Most coffee orders have slightly different meanings depending on the country you are in as well as the particular cafe or coffee shop you are visiting.
Here in Australia, a Long Machiatto consists of two shots of espresso followed by milk and sometimes a dollop of microfoam in the middle.
A Short Macchiato is the smaller version of this drink and consists of a single 30ml espresso shot with just a tiny bit of milk and a dollop of microform to offset the bitter coffee flavour. It is a short drink served in a 90ml glass.
The Short Macchiato appeals to coffee lovers wanting to experience more flavours of the espresso than possible with more milky coffees. This drink also makes a nice alternative for regular espresso drinkers.
The Macchiato has quickly turned into a popular drink in Australian cafes thanks to its simplicity and the combination of flavours. It is not as strong as a regular espresso thanks to the small amount of milk that is added but it still has the robust espresso notes that can get lost in a flat white or latte.
Making a Short Macchiato is quite easy once you have the basics covered. Below, we explain how to make a short macchiato and also cover the main differences between the long and the short version of this drink as well as answering some frequently asked questions.
How To Make A Short Macchiato
What you need:
- An espresso machine
- Coffee beans for the espresso
- A small cup (approx 90ml)
- Your milk of choice
- A milk pitcher
Pull a single espresso shot into your cup, making sure it yields around 30ml of volume. Your coffee should be freshly roasted and ground in order to get the best results.
Pour milk into your pitcher and froth it with the steam wand, making sure it has minimal foam and maintains a creamy consistency.

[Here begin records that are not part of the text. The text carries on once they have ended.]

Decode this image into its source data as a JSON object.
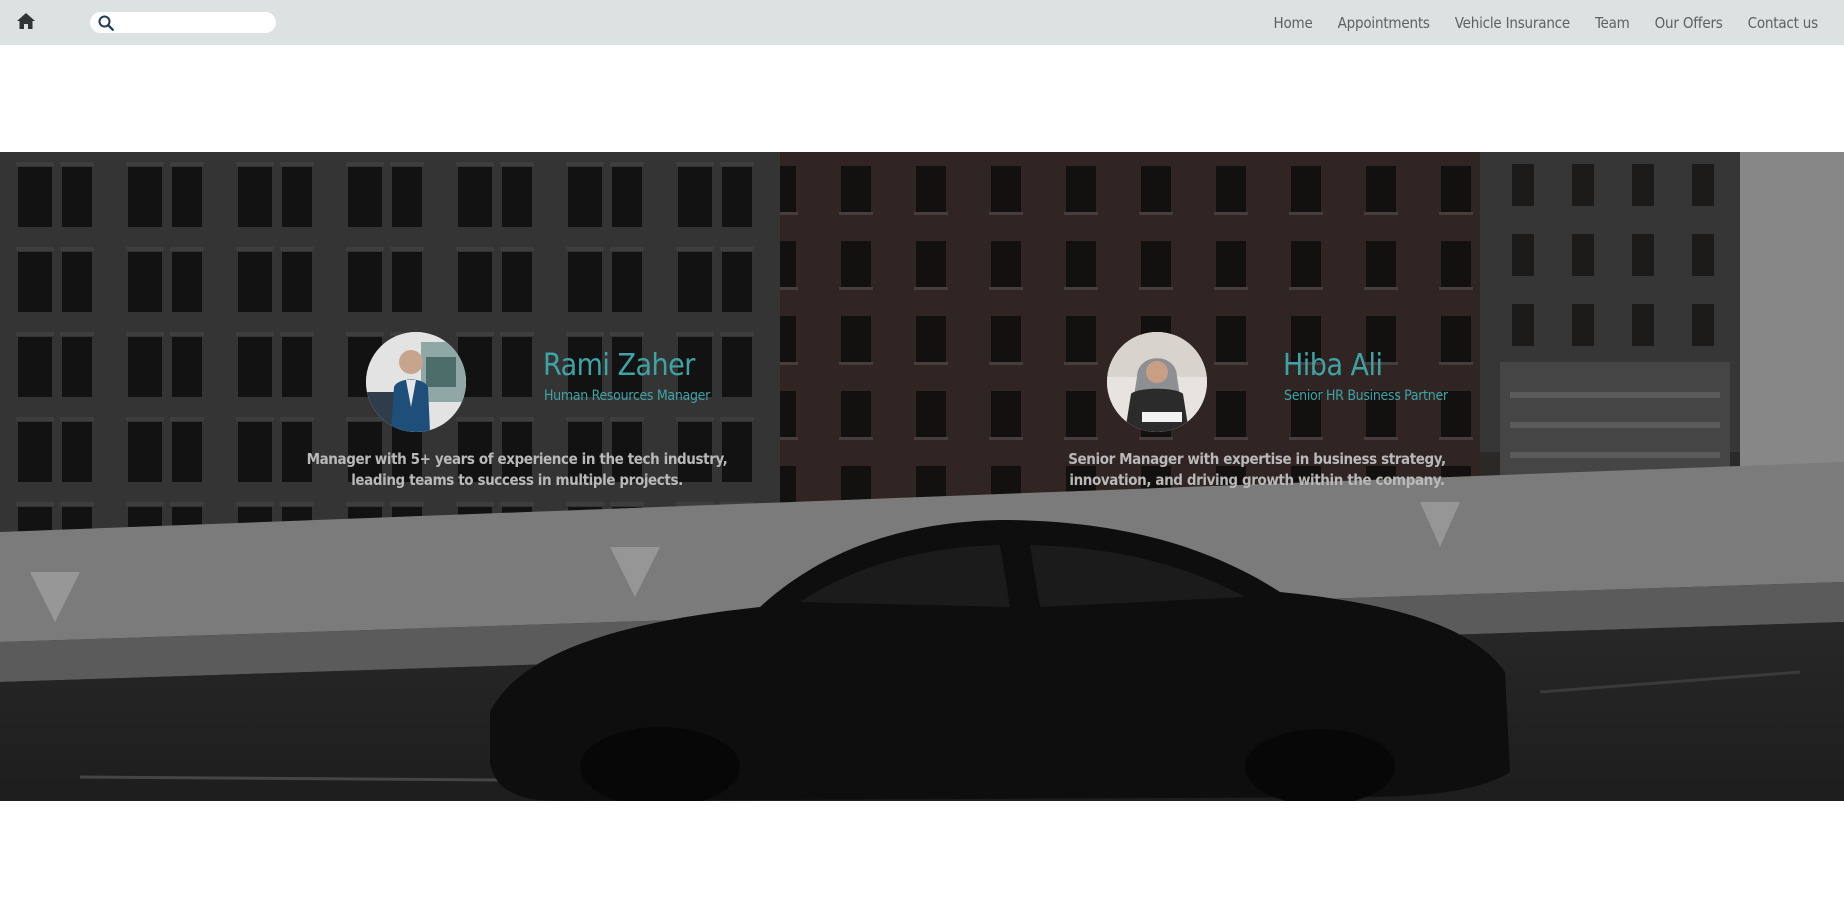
{
  "nav": {
    "home_icon": "home-icon",
    "search": {
      "icon": "search-icon",
      "placeholder": "",
      "value": ""
    },
    "links": [
      "Home",
      "Appointments",
      "Vehicle Insurance",
      "Team",
      "Our Offers",
      "Contact us"
    ]
  },
  "team": {
    "members": [
      {
        "name": "Rami Zaher",
        "role": "Human Resources Manager",
        "bio": "Manager with 5+ years of experience in the tech industry, leading teams to success in multiple projects."
      },
      {
        "name": "Hiba Ali",
        "role": "Senior HR Business Partner",
        "bio": "Senior Manager with expertise in business strategy, innovation, and driving growth within the company."
      }
    ]
  },
  "colors": {
    "navbar": "#dce1e1",
    "accent": "#3fa3a6",
    "nav_text": "#5d6163",
    "bio_text": "#b9b9b9"
  }
}
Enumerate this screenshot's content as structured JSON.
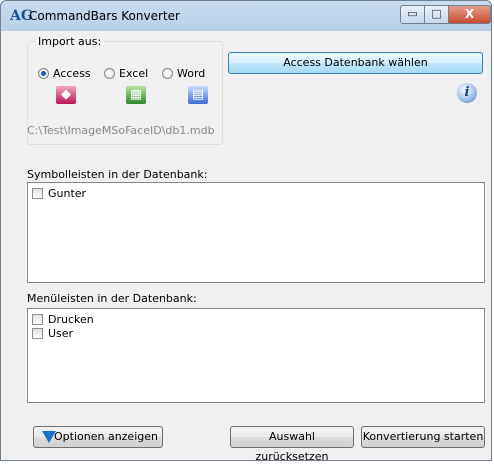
{
  "window": {
    "title": "CommandBars Konverter",
    "app_icon": "AG",
    "controls": {
      "minimize": "▭",
      "maximize": "□",
      "close": "X"
    }
  },
  "import_group": {
    "legend": "Import aus:",
    "options": [
      {
        "label": "Access",
        "selected": true,
        "icon": "access-file-icon"
      },
      {
        "label": "Excel",
        "selected": false,
        "icon": "excel-file-icon"
      },
      {
        "label": "Word",
        "selected": false,
        "icon": "word-file-icon"
      }
    ]
  },
  "access_button": "Access Datenbank wählen",
  "info_icon": "i",
  "path": "C:\\Test\\ImageMSoFaceID\\db1.mdb",
  "symbolleisten": {
    "label": "Symbolleisten in der Datenbank:",
    "items": [
      {
        "label": "Gunter",
        "checked": false
      }
    ]
  },
  "menueleisten": {
    "label": "Menüleisten in der Datenbank:",
    "items": [
      {
        "label": "Drucken",
        "checked": false
      },
      {
        "label": "User",
        "checked": false
      }
    ]
  },
  "buttons": {
    "options": "Optionen anzeigen",
    "reset": "Auswahl zurücksetzen",
    "convert": "Konvertierung starten"
  }
}
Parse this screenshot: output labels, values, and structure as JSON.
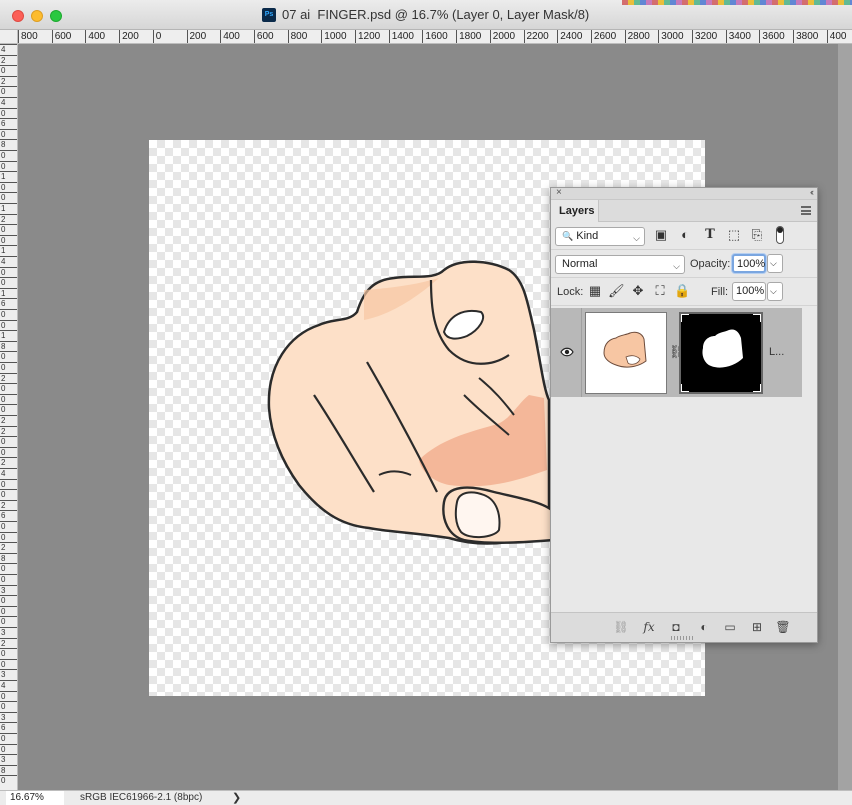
{
  "window": {
    "title": "07 ai  FINGER.psd @ 16.7% (Layer 0, Layer Mask/8)",
    "app_icon": "Ps"
  },
  "ruler_top": [
    "800",
    "600",
    "400",
    "200",
    "0",
    "200",
    "400",
    "600",
    "800",
    "1000",
    "1200",
    "1400",
    "1600",
    "1800",
    "2000",
    "2200",
    "2400",
    "2600",
    "2800",
    "3000",
    "3200",
    "3400",
    "3600",
    "3800",
    "400"
  ],
  "ruler_left": [
    "4",
    "2",
    "0",
    "2",
    "0",
    "4",
    "0",
    "6",
    "0",
    "8",
    "0",
    "0",
    "1",
    "0",
    "0",
    "1",
    "2",
    "0",
    "0",
    "1",
    "4",
    "0",
    "0",
    "1",
    "6",
    "0",
    "0",
    "1",
    "8",
    "0",
    "0",
    "2",
    "0",
    "0",
    "0",
    "2",
    "2",
    "0",
    "0",
    "2",
    "4",
    "0",
    "0",
    "2",
    "6",
    "0",
    "0",
    "2",
    "8",
    "0",
    "0",
    "3",
    "0",
    "0",
    "0",
    "3",
    "2",
    "0",
    "0",
    "3",
    "4",
    "0",
    "0",
    "3",
    "6",
    "0",
    "0",
    "3",
    "8",
    "0"
  ],
  "status": {
    "zoom": "16.67%",
    "profile": "sRGB IEC61966-2.1 (8bpc)",
    "arrow": "❯"
  },
  "layers_panel": {
    "close_glyph": "×",
    "collapse_glyph": "‹‹",
    "tab_label": "Layers",
    "filter": {
      "search_glyph": "🔍",
      "value": "Kind",
      "caret": "⌵"
    },
    "blend_mode": {
      "value": "Normal",
      "caret": "⌵"
    },
    "opacity": {
      "label": "Opacity:",
      "value": "100%",
      "caret": "⌵"
    },
    "lock_label": "Lock:",
    "fill": {
      "label": "Fill:",
      "value": "100%",
      "caret": "⌵"
    },
    "filter_icons": [
      "▣",
      "◐",
      "T",
      "⬚",
      "⎘"
    ],
    "lock_icons": [
      "▦",
      "🖌",
      "✥",
      "⛶",
      "🔒"
    ],
    "layer": {
      "name": "L...",
      "chain_glyph": "⛓"
    },
    "bottom_icons": [
      "⛓",
      "fx",
      "◘",
      "◐",
      "▭",
      "⊞",
      "🗑"
    ]
  },
  "colors": {
    "skin_light": "#fde0c8",
    "skin_mid": "#f7c6a3",
    "skin_shadow": "#f0a98a",
    "outline": "#2b2b2b",
    "canvas_bg": "#8a8a8a"
  }
}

Once the milk has reached the desired temperature turn off the wand, clean it and pour about a teaspoon of milk above the espresso.
Note: You can add more milk later on if you feel like it is too strong for your taste.
RELATED: How to steam milk for coffee
Once the teaspoon of milk has been added to the espresso, use a spoon to add a small dollop of milk foam in the middle of the coffee. The foam should clearly stand out from the rest of the drink.
Tips for Making the Perfect Short Macchiato
To achieve the perfect Short Macchiato there are a couple of things to focus on. The first is the espresso.
Your espresso should be around 30ml with consistent crema on top and should be poured in a 90ml glass or a small cup. Fresh coffee works best for this.
Milk is the next key component of a short macchiato as it serves the purpose of cutting through the bitterness of the espresso. The milk should have enough microfoam that it adds texture but not a lot (it shouldn’t resemble a cappuccino!).
Keep in mind is you want to add just a bit of milk (about a teaspoon). This is critical as it keeps the drink “short”. Follow this with your dollop of microfoam.
RELATED: Espresso vs Ristretto
Short vs Long Macchiato
A Short Macchiato is composed of an espresso shot (around 30ml), a teaspoon of steamed milk and a dollop of foam on top. It is traditionally served in a 90ml glass.
A Long Macchiato consists of a double espresso shot (60ml) followed by steamed milk and foam, just like the short version. The long macchiato is served in a 220ml cup in order to have more space for milk.
The main difference between the two is that a short macchiato has a single espresso shot while a long macchiato has a double espresso shot. Another difference is the presentation, with the short macchiato being presented in a much smaller glass than the longer version. Both drinks have milk added to the coffee with a small amount of foam on them.
What is the difference between a piccolo and a macchiato?
A piccolo is made from a ristretto (short) single shot of espresso followed by frothed milk and it is presented in a small cup. An espresso macchiato, on the other hand, is composed of a double espresso shot that is followed by milk on top. A piccolo is shorter in size and tends to have a smaller amount of milk than the macchiato due to the coffee and milk ratio of the drinks.
For both beverages, you must steam milk in a way that produces little foam. The macchiato must have a different consistency from a cappuccino or a latte.
How many shots are in a macchiato?
There are two espresso shots in a macchiato, usually yielding around 60ml of coffee before milk is added. A macchiato tends to be served in 220ml glass, leaving enough room so the barista can pour milk on top. A traditional macchiato has double the amount of coffee compared to a short macchiato.
What goes first in a macchiato?
In a macchiato, you first pull a double shot of espresso like you would usually with an espresso machine followed by frothed milk. Doing it in this order guarantees proper layering (something characteristic of a macchiato) making sure you still have a little bit of foam on top. A macchiato should have less foam than a cappuccino and less milk than a latte.
What is a “short macchiato topped up”?
A short macchiato topped up basically means that more steamed milk is added on top of the espresso shot, creating a milkier, foamier drink.
A traditional short macchiato will have just a little bit of milk (usually a teaspoon), which can often be left to interpretation. Asking for a topped up macchiato ensures that you get a drink that is not as strong as a regular one because it has higher milk to coffee ratio.